-------- RECORDS PROVIDED --------
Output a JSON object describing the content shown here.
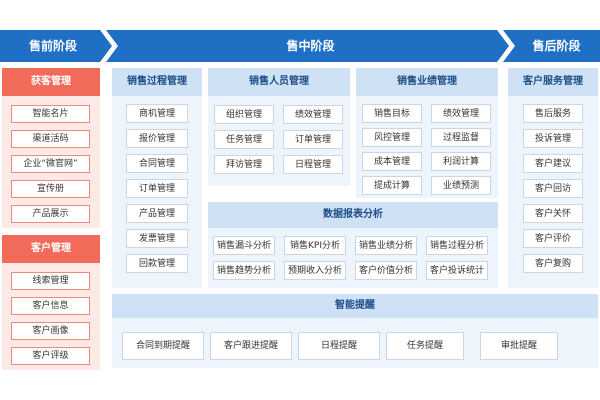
{
  "stages": {
    "pre": "售前阶段",
    "mid": "售中阶段",
    "post": "售后阶段"
  },
  "colors": {
    "header_blue": "#1f6fc4",
    "accent_red": "#f26a5a",
    "panel_blue": "#e6f0fa"
  },
  "pre_sales": {
    "acquire": {
      "title": "获客管理",
      "items": [
        "智能名片",
        "渠道活码",
        "企业“微官网”",
        "宣传册",
        "产品展示"
      ]
    },
    "customer": {
      "title": "客户管理",
      "items": [
        "线索管理",
        "客户信息",
        "客户画像",
        "客户评级"
      ]
    }
  },
  "mid_sales": {
    "process": {
      "title": "销售过程管理",
      "items": [
        "商机管理",
        "报价管理",
        "合同管理",
        "订单管理",
        "产品管理",
        "发票管理",
        "回款管理"
      ]
    },
    "staff": {
      "title": "销售人员管理",
      "items": [
        "组织管理",
        "绩效管理",
        "任务管理",
        "订单管理",
        "拜访管理",
        "日程管理"
      ]
    },
    "performance": {
      "title": "销售业绩管理",
      "items": [
        "销售目标",
        "绩效管理",
        "风控管理",
        "过程监督",
        "成本管理",
        "利润计算",
        "提成计算",
        "业绩预测"
      ]
    },
    "report": {
      "title": "数据报表分析",
      "items": [
        "销售漏斗分析",
        "销售KPI分析",
        "销售业绩分析",
        "销售过程分析",
        "销售趋势分析",
        "预期收入分析",
        "客户价值分析",
        "客户投诉统计"
      ]
    }
  },
  "post_sales": {
    "service": {
      "title": "客户服务管理",
      "items": [
        "售后服务",
        "投诉管理",
        "客户建议",
        "客户回访",
        "客户关怀",
        "客户评价",
        "客户复购"
      ]
    }
  },
  "smart_reminder": {
    "title": "智能提醒",
    "items": [
      "合同到期提醒",
      "客户跟进提醒",
      "日程提醒",
      "任务提醒",
      "审批提醒"
    ]
  }
}
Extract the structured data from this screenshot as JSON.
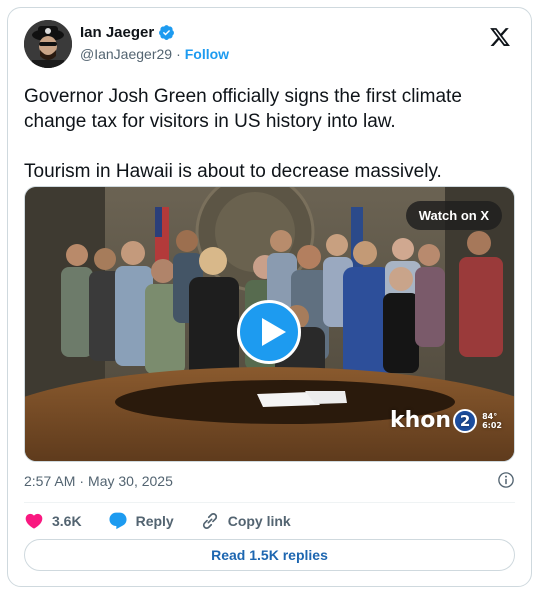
{
  "author": {
    "name": "Ian Jaeger",
    "handle": "@IanJaeger29",
    "separator": "·",
    "follow_label": "Follow"
  },
  "tweet": {
    "text": "Governor Josh Green officially signs the first climate change tax for visitors in US history into law.\n\nTourism in Hawaii is about to decrease massively."
  },
  "media": {
    "watch_label": "Watch on X",
    "station_logo": "khon",
    "station_number": "2",
    "temp": "84°",
    "time": "6:02"
  },
  "meta": {
    "time": "2:57 AM",
    "separator": "·",
    "date": "May 30, 2025"
  },
  "actions": {
    "likes": "3.6K",
    "reply_label": "Reply",
    "copy_label": "Copy link"
  },
  "read_replies_label": "Read 1.5K replies",
  "colors": {
    "accent": "#1d9bf0",
    "like": "#f91880",
    "text": "#0f1419",
    "muted": "#536471",
    "border": "#cfd9de"
  },
  "icons": [
    "verified-badge-icon",
    "x-logo-icon",
    "play-icon",
    "info-icon",
    "heart-icon",
    "reply-icon",
    "link-icon"
  ]
}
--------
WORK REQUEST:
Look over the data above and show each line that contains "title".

RESPONSE TO THE EXERCISE:
      "title": "获客管理",
      "title": "客户管理",
      "title": "销售过程管理",
      "title": "销售人员管理",
      "title": "销售业绩管理",
      "title": "数据报表分析",
      "title": "客户服务管理",
    "title": "智能提醒",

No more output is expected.